Starting Monday, COVID-19 vaccine-seekers in Massachusetts will be able to get their shots at six of the state's mass vaccination sites without first booking an appointment.
Gov. Charlie Baker said Thursday that the six sites — at Boston's Hynes Convention Center and Reggie Lewis Center, the Natick Mall, the former Circuit City in Dartmouth, the DoubleTree Hotel in Danvers and the Eastfield Mall in Springfield — will begin accepting walk-up appointments, as a way to make it easier for people to access vaccines.
People will still be able schedule appointments online, and the state's vaccine finder website will also host information about walk-in hours, Baker said during a visit to a vaccine clinic at the Encore Boston Harbor casino in Everett.
"This could be a great new chapter to the program overall, and paired with that targeted community-based effort that we're pursuing like this one here at Encore, we should be able to reach many more of our residents and build on the national-leading success we've had in distributing vaccines so far, which will help us further reopen our economy, protect our communities, and fundamentally provide a safe solution to so many people here in Massachusetts so that we can get back to normal," Baker said.
The news comes a day after President Biden announced he would direct all pharmacies participating in the federal vaccination partnership to begin providing walk-in hours, and said that the White House was "encouraging our state and local partners to have a walk-in ability as well to the sites that they run."
The Monday launch of walk-in vaccines will also fall three weeks after the Baker administration broadly opened up access to vaccines to anyone 16 or older in Massachusetts.
Baker said some other vaccine sites in Massachusetts, particularly pop-up clinics, have already been offering shots on a walk-up basis.
More than 2.66 million people in Massachusetts were fully vaccinated against COVID-19 as of Tuesday, and more than 3.65 million had received at least one shot of the Moderna or Pfizer vaccines, according to DPH data.
Earlier this week, Baker outlined a shift in the state's vaccine-distribution strategy that involves moving away from a focus on the mass sites in favor of targeted, community-based efforts including regional vaccine sites, mobile clinics and primary care providers.
"Our wastage of vaccines continues to be one of the lowest in the country at .085%, so even the more we go out to multiple sites, we are getting every shot into people's arms," Health and Human Services Secretary Marylou Sudders said.
Sudders said that as the state moves into its next phase of vaccination, it will "continue to strengthen our outreach and increase resources to our communities to ensure we make contact with under-resourced people and reduce barriers to getting the vaccine."
The Encore clinic is part of a regional collaborative involving nine communities north of Boston, Cambridge Health Alliance and Tufts University.
Sudders said Cambridge Health Alliance "has never wasted one dose," calling that "pretty amazing."
Cambridge Health Alliance CEO Dr. Assaad Sayah described dose management as a matter of logistics.
"All centers really know how many people have appointments, and by early in the afternoon, we can predict how many doses we need, so we don't open additional vials until last minute," he said.
Sayah said the Metro North COVID-19 Vaccination Partnership is also in the process of launching a mobile vaccination program, and encouraged everyone to get the shot.
"That's the only way we can get past and beyond this," he said.
Sayah serves with Michael Curry of the Massachusetts League of Community Health Centers as co-chairs of the state's health equity task force, created under a 2020 law to make recommendations addressing the disparities illuminated by the pandemic.
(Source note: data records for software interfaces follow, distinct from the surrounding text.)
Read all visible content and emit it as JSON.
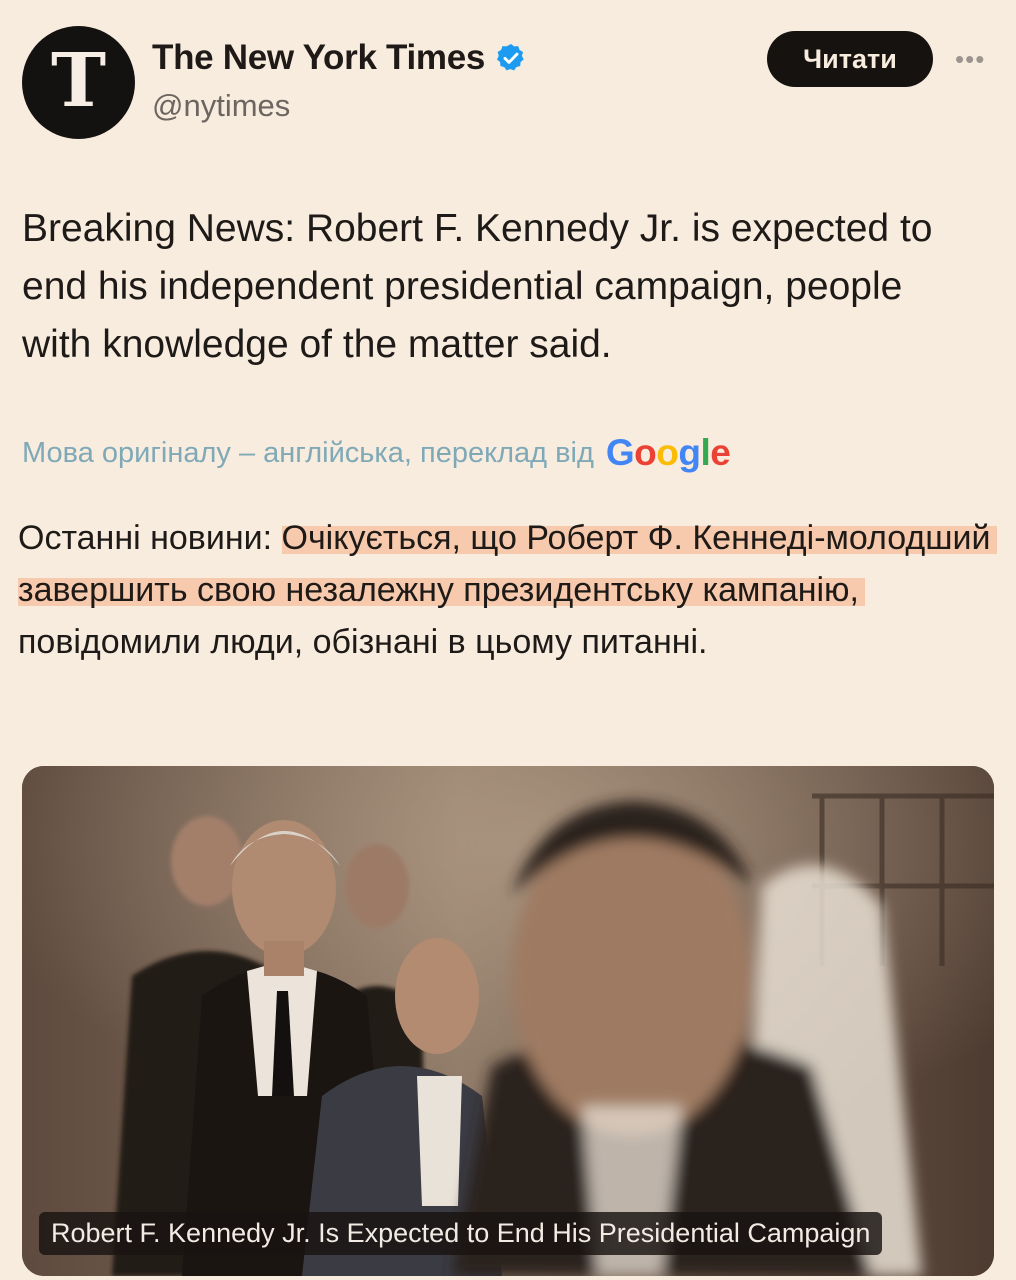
{
  "account": {
    "name": "The New York Times",
    "handle": "@nytimes",
    "avatar_glyph": "T",
    "verified_icon": "verified-badge-icon",
    "verified_color": "#1d9bf0"
  },
  "follow_label": "Читати",
  "more_icon": "more-options-icon",
  "tweet_text": "Breaking News: Robert F. Kennedy Jr. is expected to end his independent presidential campaign, people with knowledge of the matter said.",
  "translation": {
    "label": "Мова оригіналу – англійська, переклад від",
    "provider": "Google",
    "text_prefix": "Останні новини: ",
    "text_highlighted": "Очікується, що Роберт Ф. Кеннеді-молодший завершить свою незалежну президентську кампанію,",
    "text_rest": " повідомили люди, обізнані в цьому питанні.",
    "highlight_color": "#f7c9ad"
  },
  "media": {
    "caption": "Robert F. Kennedy Jr. Is Expected to End His Presidential Campaign"
  },
  "colors": {
    "background": "#f8ecdf",
    "button": "#151210",
    "translate_link": "#7fa9b7"
  }
}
As of a month ago, the panel's members were still reviewing final recommendations despite a Feb. 28 deadline for their report.
Baker said Wednesday that mobile vaccine clinics "have played a key role in many of our equity policies so far," and that 61% of those vaccinated at the mobile units have been people of color.
One of 20 municipalities targeted by the state's equity and outreach initiative, Everett is in line to see its dose allotment double as the state transitions its vaccination approach.
Sudders said that Everett, like other "priority communities," has its own dedicated community liaison from the Department of Public Health, and that the city also has trained teams reaching out to their neighbors about the vaccination.
"These community teams have knocked on over 3,000 doors and made 2,000-plus phone calls to Everett residents alone, encouraging them to get the vaccine," Sudders said. "They've hosted 16 visibility events and handed out more than 2,000 brochures and flyers. This week, there's five scheduled — it's like political canvassing, except it's vaccine canvassing — there are five scheduled door-knocking events and three events scheduled across Everett to increase vaccine awareness."
This article was originally published on May 05, 2021.